But there is also expectation around the state’s political consolidation.
Many believe this is make or break time for Timor-Leste. But is this the point at which Timor-Leste succeeds or fails?
The idea of a critical juncture is one in which historical forces arrive at more or less the same time to produce a significant change. In living memory, Timor-Leste has seen such significant change.
Timor-Leste has transitioned from being a largely neglected Portuguese colony, having a brief moment of independence and then suffering under 24 years of Indonesian occupation. During this period, there were moments when the resistance came close to annihilation, and when it divided within itself.
Papua-New Guinea’s chief justice, Sir Salamo Injia, faces court today charged with sedition by a government that he and two colleagues have ruled illegal.
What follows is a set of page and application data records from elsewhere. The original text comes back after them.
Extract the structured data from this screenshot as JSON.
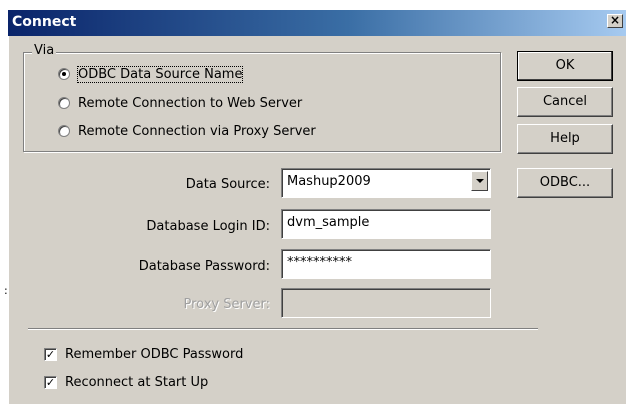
{
  "window": {
    "title": "Connect",
    "close_glyph": "×"
  },
  "via": {
    "label": "Via",
    "options": [
      {
        "label": "ODBC Data Source Name",
        "checked": true
      },
      {
        "label": "Remote Connection to Web Server",
        "checked": false
      },
      {
        "label": "Remote Connection via Proxy Server",
        "checked": false
      }
    ]
  },
  "buttons": {
    "ok": "OK",
    "cancel": "Cancel",
    "help": "Help",
    "odbc": "ODBC..."
  },
  "fields": {
    "data_source": {
      "label": "Data Source:",
      "value": "Mashup2009"
    },
    "login_id": {
      "label": "Database Login ID:",
      "value": "dvm_sample"
    },
    "password": {
      "label": "Database Password:",
      "value": "**********"
    },
    "proxy": {
      "label": "Proxy Server:",
      "value": ""
    }
  },
  "options": {
    "remember_password": {
      "label": "Remember ODBC Password",
      "checked": true
    },
    "reconnect": {
      "label": "Reconnect at Start Up",
      "checked": true
    }
  },
  "check_glyph": "✓",
  "edge_mark": ":",
  "colors": {
    "dialog_face": "#d4d0c8",
    "title_start": "#0a246a",
    "title_end": "#a6caf0"
  }
}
The arrest of Sir Salamo and the impending arrest of his two Supreme Court colleagues follows their ruling, for a second time, that PNG’s ousted prime minister, Sir Michael Somare, be reinstated.
The court’s ruling incensed the de facto government of Peter O’Neill, in particular Deputy PM Belden Namah, who led police and soldiers in the judge’s arrest. How the subsequent charge of sedition against Sir Salamo is addressed in court today will have profound consequences for PNG and, to a considerable extent, how it engages with the wider world.
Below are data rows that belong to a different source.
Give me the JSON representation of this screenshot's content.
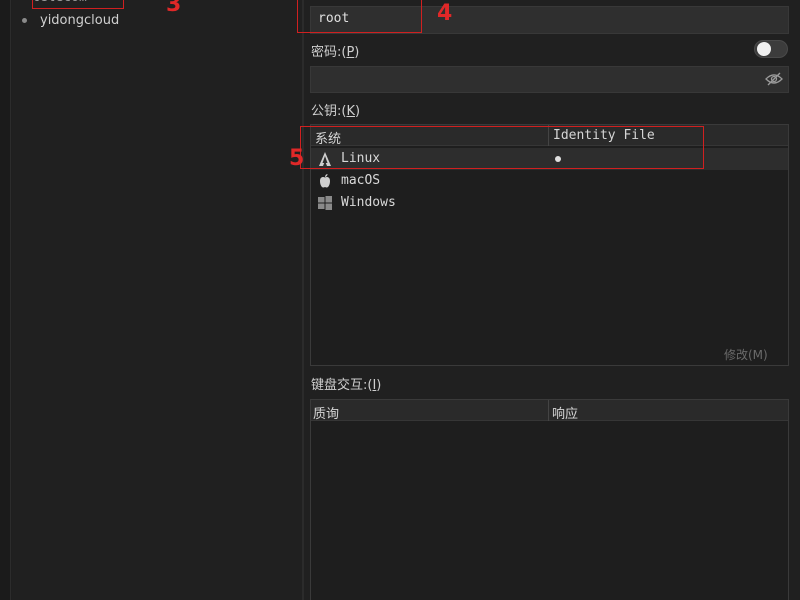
{
  "sidebar": {
    "items": [
      {
        "label": "yidongcloud"
      }
    ],
    "partial_item": {
      "label": "telecom"
    }
  },
  "form": {
    "username": {
      "value": "root"
    },
    "password": {
      "label": "密码:(",
      "mnemonic": "P",
      "label_end": ")",
      "toggle_on": false
    },
    "public_key": {
      "label": "公钥:(",
      "mnemonic": "K",
      "label_end": ")",
      "columns": [
        "系统",
        "Identity File"
      ],
      "rows": [
        {
          "os": "Linux",
          "icon": "linux-icon",
          "has_identity": true
        },
        {
          "os": "macOS",
          "icon": "apple-icon",
          "has_identity": false
        },
        {
          "os": "Windows",
          "icon": "windows-icon",
          "has_identity": false
        }
      ],
      "modify_button": "修改(M)"
    },
    "keyboard_interactive": {
      "label": "键盘交互:(",
      "mnemonic": "I",
      "label_end": ")",
      "columns": [
        "质询",
        "响应"
      ]
    }
  },
  "annotations": {
    "n3": "3",
    "n4": "4",
    "n5": "5"
  },
  "colors": {
    "annotation": "#d02020",
    "background": "#1f1f1f",
    "field": "#2f2f2f"
  }
}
On Sunday 20 May, East Timor will celebrate ten years of independence. As a nation born from the ashes of destruction, its first decade has been marked by problems and set-backs. Many in East Timor, not least its outgoing president, Jose Ramos-Horta, lament a lack of development since independence. Ramos-Horta notes that the international community has spent billions of dollars in East Timor, yet most East Timorese remain amongst the world’s poorest people. But a little over a year ago, Ramos-Horta said that the country had never been better. The question is, in part, whether the metaphorical glass is half empty or half full. It is also, in part, whether the speaker – in this case Ramos-Horta – had a political score to settle. In early 2011, Ramos-Horta was still firmly in Gusmao’s political tent. A year later, he is an ex-president outside that tent. Many East Timorese have also been disappointed with independence.
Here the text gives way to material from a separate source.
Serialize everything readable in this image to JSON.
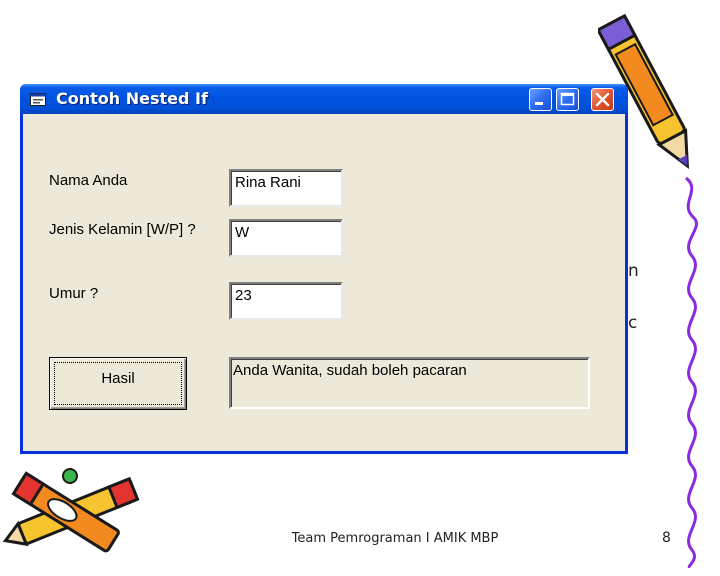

As Timor-Leste heads towards it parliamentary elections on 7 July, it is increasingly likely that no single party will receive sufficient votes to hold an absolute majority in parliament in its own right. Despite claims by some parties’ leaders about the extent of their impending victory, none is likely in the manner in which it is being touted. As a result, the next government can be expected to be formed through an alliance or coalition of parties. While the terminology is not the determining factor, within Timor-Leste, it is commonly assumed that a ‘coalition’ is a political agreement reached between two or more parties prior to an election. An ‘alliance’, on the other hand, is understood to be where two or more parties enter into a partnership following an election.
As Timor-Leste moves towards marking the 10th anniversary of its independence and completing the third round of its national elections, the question arises as to whether it has consolidated its democracy. The assumption is that consolidating democracy is a necessary step towards ending internal conflict and regularising the affairs of the state. But, the second question is, when one talks about consolidating democracy, what they mean by the term? Having three sets of elections at regular intervals is certainly a good sign of democratic consolidation in Timor-Leste. Yet elections alone do not comprise democracy. Indonesia had regular elections between 1977 and 1997 under its New Order government, yet it was very far from being a democratic state at that time. It is not enough to have the formal procedure of democracy; one also requires the substance, if the term is to have meaning.